» Data:
§ §

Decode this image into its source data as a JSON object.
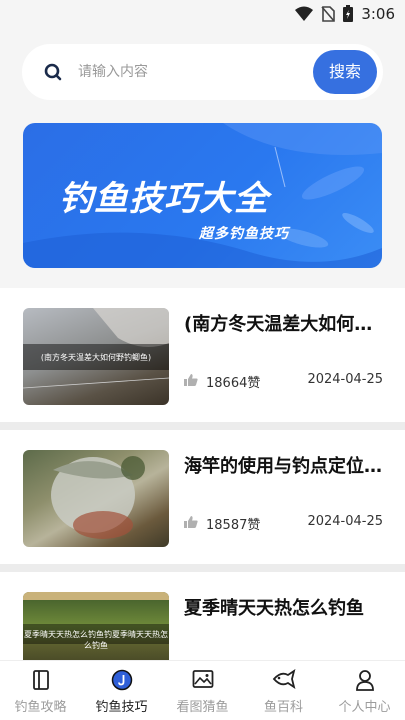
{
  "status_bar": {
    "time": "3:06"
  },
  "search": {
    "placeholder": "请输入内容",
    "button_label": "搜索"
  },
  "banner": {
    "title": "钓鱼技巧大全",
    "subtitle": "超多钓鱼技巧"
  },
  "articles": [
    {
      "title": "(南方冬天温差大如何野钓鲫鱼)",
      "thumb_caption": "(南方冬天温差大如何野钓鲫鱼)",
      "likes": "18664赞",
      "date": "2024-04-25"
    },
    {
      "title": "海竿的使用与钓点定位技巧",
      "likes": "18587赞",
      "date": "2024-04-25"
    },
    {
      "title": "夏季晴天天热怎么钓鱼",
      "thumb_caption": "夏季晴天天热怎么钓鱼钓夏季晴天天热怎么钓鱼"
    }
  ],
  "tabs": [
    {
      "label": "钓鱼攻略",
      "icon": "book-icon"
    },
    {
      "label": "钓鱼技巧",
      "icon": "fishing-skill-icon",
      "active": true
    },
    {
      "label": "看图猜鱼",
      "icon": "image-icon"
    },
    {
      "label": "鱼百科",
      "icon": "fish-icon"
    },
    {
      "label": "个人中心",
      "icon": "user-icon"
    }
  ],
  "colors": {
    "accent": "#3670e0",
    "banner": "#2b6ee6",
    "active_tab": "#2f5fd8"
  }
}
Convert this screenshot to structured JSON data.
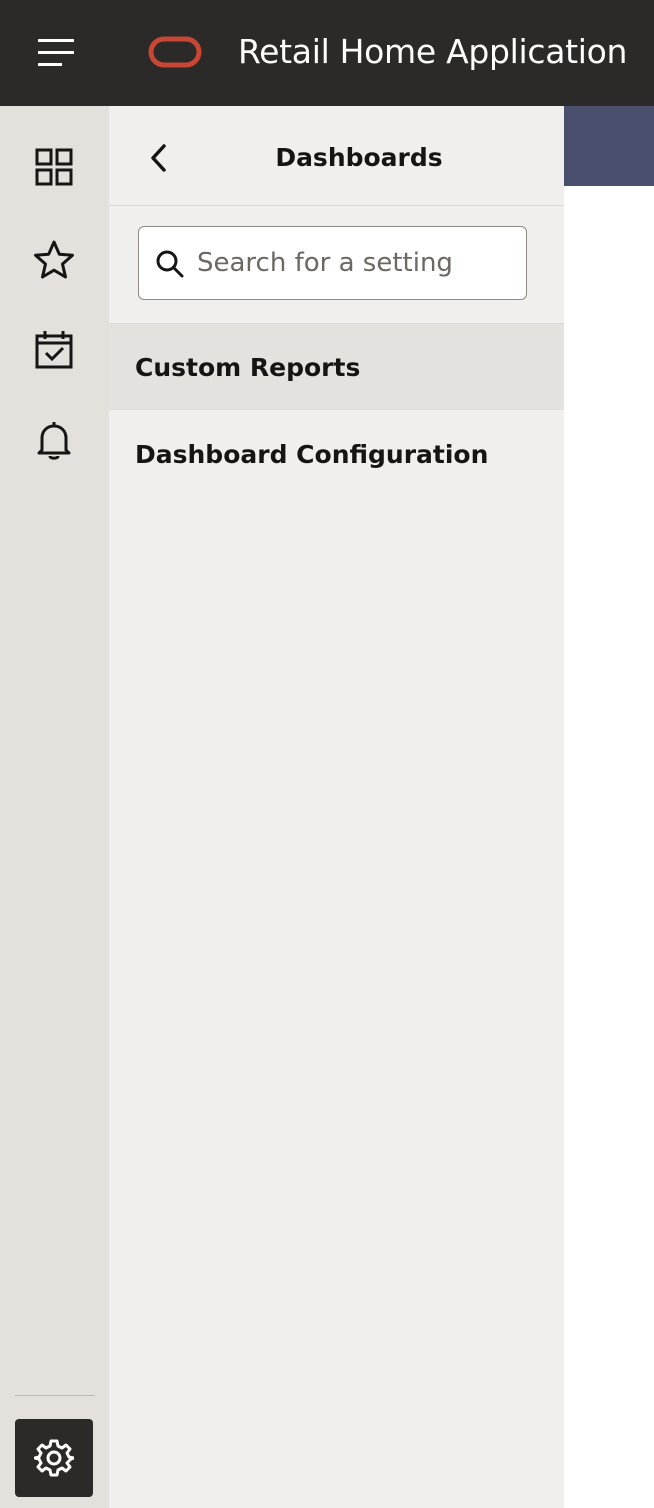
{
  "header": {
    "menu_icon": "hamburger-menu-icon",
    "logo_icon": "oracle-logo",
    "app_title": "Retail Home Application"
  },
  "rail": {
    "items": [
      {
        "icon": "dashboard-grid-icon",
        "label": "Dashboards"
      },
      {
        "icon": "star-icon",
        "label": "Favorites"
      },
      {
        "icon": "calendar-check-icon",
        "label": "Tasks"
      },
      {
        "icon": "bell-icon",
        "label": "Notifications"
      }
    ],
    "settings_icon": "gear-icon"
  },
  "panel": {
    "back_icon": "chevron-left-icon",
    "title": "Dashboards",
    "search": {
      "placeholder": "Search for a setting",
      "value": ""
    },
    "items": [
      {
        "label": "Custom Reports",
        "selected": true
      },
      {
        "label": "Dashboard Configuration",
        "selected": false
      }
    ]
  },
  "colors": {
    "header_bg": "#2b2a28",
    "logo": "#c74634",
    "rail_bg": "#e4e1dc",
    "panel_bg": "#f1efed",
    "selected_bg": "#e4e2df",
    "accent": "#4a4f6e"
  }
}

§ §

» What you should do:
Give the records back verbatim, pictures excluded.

» Your solution:
Decode this image into its source data as a JSON object.
{
  "status_bar": {
    "time": "3:06"
  },
  "search": {
    "placeholder": "请输入内容",
    "button_label": "搜索"
  },
  "banner": {
    "title": "钓鱼技巧大全",
    "subtitle": "超多钓鱼技巧"
  },
  "articles": [
    {
      "title": "(南方冬天温差大如何野钓鲫鱼)",
      "thumb_caption": "(南方冬天温差大如何野钓鲫鱼)",
      "likes": "18664赞",
      "date": "2024-04-25"
    },
    {
      "title": "海竿的使用与钓点定位技巧",
      "likes": "18587赞",
      "date": "2024-04-25"
    },
    {
      "title": "夏季晴天天热怎么钓鱼",
      "thumb_caption": "夏季晴天天热怎么钓鱼钓夏季晴天天热怎么钓鱼"
    }
  ],
  "tabs": [
    {
      "label": "钓鱼攻略",
      "icon": "book-icon"
    },
    {
      "label": "钓鱼技巧",
      "icon": "fishing-skill-icon",
      "active": true
    },
    {
      "label": "看图猜鱼",
      "icon": "image-icon"
    },
    {
      "label": "鱼百科",
      "icon": "fish-icon"
    },
    {
      "label": "个人中心",
      "icon": "user-icon"
    }
  ],
  "colors": {
    "accent": "#3670e0",
    "banner": "#2b6ee6",
    "active_tab": "#2f5fd8"
  }
}
Convert this screenshot to structured JSON data.
{
  "header": {
    "menu_icon": "hamburger-menu-icon",
    "logo_icon": "oracle-logo",
    "app_title": "Retail Home Application"
  },
  "rail": {
    "items": [
      {
        "icon": "dashboard-grid-icon",
        "label": "Dashboards"
      },
      {
        "icon": "star-icon",
        "label": "Favorites"
      },
      {
        "icon": "calendar-check-icon",
        "label": "Tasks"
      },
      {
        "icon": "bell-icon",
        "label": "Notifications"
      }
    ],
    "settings_icon": "gear-icon"
  },
  "panel": {
    "back_icon": "chevron-left-icon",
    "title": "Dashboards",
    "search": {
      "placeholder": "Search for a setting",
      "value": ""
    },
    "items": [
      {
        "label": "Custom Reports",
        "selected": true
      },
      {
        "label": "Dashboard Configuration",
        "selected": false
      }
    ]
  },
  "colors": {
    "header_bg": "#2b2a28",
    "logo": "#c74634",
    "rail_bg": "#e4e1dc",
    "panel_bg": "#f1efed",
    "selected_bg": "#e4e2df",
    "accent": "#4a4f6e"
  }
}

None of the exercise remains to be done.